Stall size. A minimum of 10’ x 12’ is recommended for one horse, 10’x10’ for a small horse or pony. For two horses, depending on their temperament and compatibility, 12’ x 16’ might work fine. When housing more than one horse in the same shelter, provide enough space to minimize injuries. Timid or less aggressive horses can easily become trapped by a dominant horse in small, enclosed areas or corners.

Accessibility -- for people and vehicles. Is there a year-around road or drive-way to your barn or shelter? You will need access by folks such as the vet and farrier as well as for hay or other deliveries, or potentially emergency vehicles.

Chore efficiency. Can deliveries be made without moving horses? Can horses be fed without walking through pastures or paddocks? Are aisle ways and paths are wide enough for wheel barrows, tractors or other equipment?

Utilities.  Are you planning to bring power or water to your shelter?  Investigate the feasibility for each.

Feed storage. In the past we’ve used a large-ish closet or small storage shed for keeping hay and grain dry. Hay needs to be kept dry, out of the sun and weather. Store it off the ground or cement on pallets with 4"-6" space between stacks (for ventilation and rodent habitat reduction.) Store grain in rodent-proof metal containers (such as trash cans with lids) and keep them well-away from the possibility that your horse could get into it. If you are short on space a simple alternative is to store the grain in your home or garage.

Feeding areas. It is most natural for a horse to eat with its head lowered which aids in clearing its respiratory system. Feed on a clean, dirt-free rubber mat, in a manger or a similar feeder.

County, city or local regulations. Be sure to check with zoning and building codes before you start on your project. Community considerations are also important as odors, dust, flies and noise can bother neighbors and in the long run it's easier to avoid complaints. 
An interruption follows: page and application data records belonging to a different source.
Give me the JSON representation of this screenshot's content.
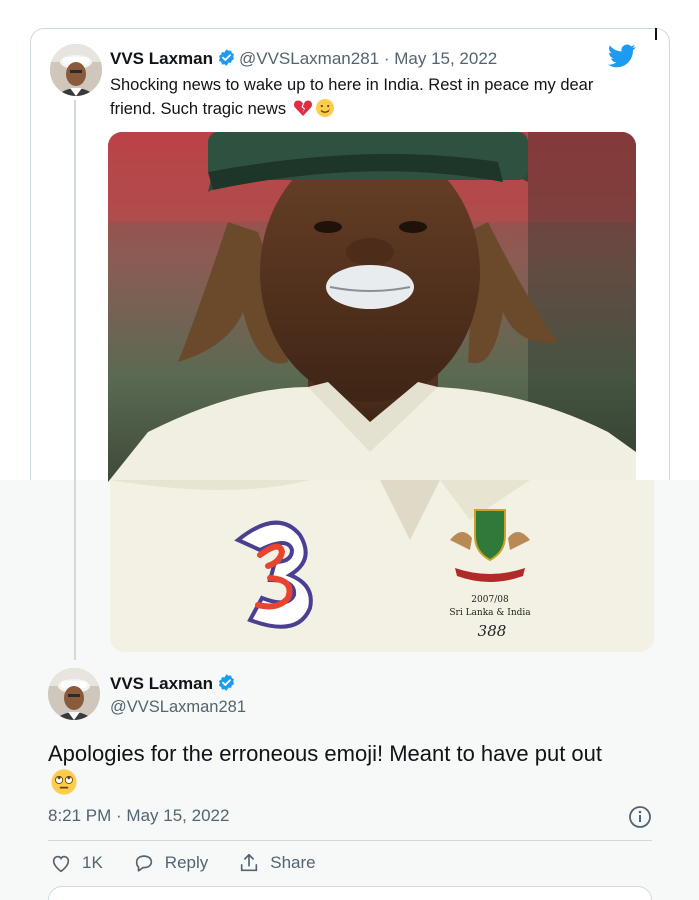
{
  "tweet": {
    "author_name": "VVS Laxman",
    "handle": "@VVSLaxman281",
    "separator": " · ",
    "date": "May 15, 2022",
    "text": "Shocking news to wake up to here in India. Rest in peace my dear friend. Such tragic news",
    "emojis": [
      "broken-heart-emoji",
      "smiling-with-tear-emoji"
    ],
    "has_verified_badge": true,
    "brand_color": "#1d9bf0"
  },
  "reply": {
    "author_name": "VVS Laxman",
    "handle": "@VVSLaxman281",
    "text": "Apologies for the erroneous emoji! Meant to have put out",
    "emoji": "face-with-rolling-eyes-emoji",
    "timestamp": "8:21 PM · May 15, 2022",
    "like_count": "1K",
    "reply_label": "Reply",
    "share_label": "Share"
  },
  "photo": {
    "description_icon": "cricket-player-photo",
    "shirt_logo_text": "3",
    "badge_line1": "2007/08",
    "badge_line2": "Sri Lanka & India",
    "badge_number": "388"
  }
}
Additionally, there might be local considerations such as unique weather patterns. For example in our local we can experience high winds and winter snow loads. Be sure to seek design help if that’s an issue.

Anyone have issues or questions on shelters – or suggestions of designs that have worked for them? I’d love to hear your thoughts.

Alayne